* How to complete this task *
Each record should be returned exactly as it is written.

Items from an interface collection
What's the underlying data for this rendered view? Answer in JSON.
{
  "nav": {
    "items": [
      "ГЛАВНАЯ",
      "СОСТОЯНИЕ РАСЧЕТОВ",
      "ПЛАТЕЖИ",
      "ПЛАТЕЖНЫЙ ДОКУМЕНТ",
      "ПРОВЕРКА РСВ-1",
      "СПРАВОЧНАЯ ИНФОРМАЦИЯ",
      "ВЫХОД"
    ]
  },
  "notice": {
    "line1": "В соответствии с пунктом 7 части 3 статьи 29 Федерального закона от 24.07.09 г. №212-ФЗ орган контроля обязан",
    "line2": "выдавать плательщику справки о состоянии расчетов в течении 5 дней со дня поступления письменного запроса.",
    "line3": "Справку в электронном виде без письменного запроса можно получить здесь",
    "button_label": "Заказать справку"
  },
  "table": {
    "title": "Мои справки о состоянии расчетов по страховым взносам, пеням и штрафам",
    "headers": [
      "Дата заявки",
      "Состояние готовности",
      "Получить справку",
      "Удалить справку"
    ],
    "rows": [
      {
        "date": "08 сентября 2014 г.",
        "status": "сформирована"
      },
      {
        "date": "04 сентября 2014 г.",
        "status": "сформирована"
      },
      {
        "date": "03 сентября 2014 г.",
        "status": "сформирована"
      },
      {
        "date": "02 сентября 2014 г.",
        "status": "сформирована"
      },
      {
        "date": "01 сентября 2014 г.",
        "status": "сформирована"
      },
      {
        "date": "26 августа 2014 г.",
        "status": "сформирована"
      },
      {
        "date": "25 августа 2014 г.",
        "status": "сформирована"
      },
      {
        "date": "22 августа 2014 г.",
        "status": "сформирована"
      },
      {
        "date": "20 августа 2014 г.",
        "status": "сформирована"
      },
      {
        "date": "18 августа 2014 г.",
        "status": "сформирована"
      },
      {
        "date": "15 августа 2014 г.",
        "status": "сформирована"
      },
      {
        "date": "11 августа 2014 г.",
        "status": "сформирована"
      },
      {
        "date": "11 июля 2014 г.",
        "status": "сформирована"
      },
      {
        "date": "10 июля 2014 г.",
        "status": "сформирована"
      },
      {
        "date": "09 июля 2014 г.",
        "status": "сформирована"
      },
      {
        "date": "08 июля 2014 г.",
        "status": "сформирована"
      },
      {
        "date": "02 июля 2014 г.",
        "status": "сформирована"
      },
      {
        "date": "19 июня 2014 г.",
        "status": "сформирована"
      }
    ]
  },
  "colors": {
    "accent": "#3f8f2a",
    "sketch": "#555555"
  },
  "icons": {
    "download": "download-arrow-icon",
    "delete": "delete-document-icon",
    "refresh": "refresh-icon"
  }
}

* Expected answer *
What's the underlying data for this rendered view? Answer in JSON.
{
  "nav": {
    "items": [
      "ГЛАВНАЯ",
      "СОСТОЯНИЕ РАСЧЕТОВ",
      "ПЛАТЕЖИ",
      "ПЛАТЕЖНЫЙ ДОКУМЕНТ",
      "ПРОВЕРКА РСВ-1",
      "СПРАВОЧНАЯ ИНФОРМАЦИЯ",
      "ВЫХОД"
    ]
  },
  "notice": {
    "line1": "В соответствии с пунктом 7 части 3 статьи 29 Федерального закона от 24.07.09 г. №212-ФЗ орган контроля обязан",
    "line2": "выдавать плательщику справки о состоянии расчетов в течении 5 дней со дня поступления письменного запроса.",
    "line3": "Справку в электронном виде без письменного запроса можно получить здесь",
    "button_label": "Заказать справку"
  },
  "table": {
    "title": "Мои справки о состоянии расчетов по страховым взносам, пеням и штрафам",
    "headers": [
      "Дата заявки",
      "Состояние готовности",
      "Получить справку",
      "Удалить справку"
    ],
    "rows": [
      {
        "date": "08 сентября 2014 г.",
        "status": "сформирована"
      },
      {
        "date": "04 сентября 2014 г.",
        "status": "сформирована"
      },
      {
        "date": "03 сентября 2014 г.",
        "status": "сформирована"
      },
      {
        "date": "02 сентября 2014 г.",
        "status": "сформирована"
      },
      {
        "date": "01 сентября 2014 г.",
        "status": "сформирована"
      },
      {
        "date": "26 августа 2014 г.",
        "status": "сформирована"
      },
      {
        "date": "25 августа 2014 г.",
        "status": "сформирована"
      },
      {
        "date": "22 августа 2014 г.",
        "status": "сформирована"
      },
      {
        "date": "20 августа 2014 г.",
        "status": "сформирована"
      },
      {
        "date": "18 августа 2014 г.",
        "status": "сформирована"
      },
      {
        "date": "15 августа 2014 г.",
        "status": "сформирована"
      },
      {
        "date": "11 августа 2014 г.",
        "status": "сформирована"
      },
      {
        "date": "11 июля 2014 г.",
        "status": "сформирована"
      },
      {
        "date": "10 июля 2014 г.",
        "status": "сформирована"
      },
      {
        "date": "09 июля 2014 г.",
        "status": "сформирована"
      },
      {
        "date": "08 июля 2014 г.",
        "status": "сформирована"
      },
      {
        "date": "02 июля 2014 г.",
        "status": "сформирована"
      },
      {
        "date": "19 июня 2014 г.",
        "status": "сформирована"
      }
    ]
  },
  "colors": {
    "accent": "#3f8f2a",
    "sketch": "#555555"
  },
  "icons": {
    "download": "download-arrow-icon",
    "delete": "delete-document-icon",
    "refresh": "refresh-icon"
  }
}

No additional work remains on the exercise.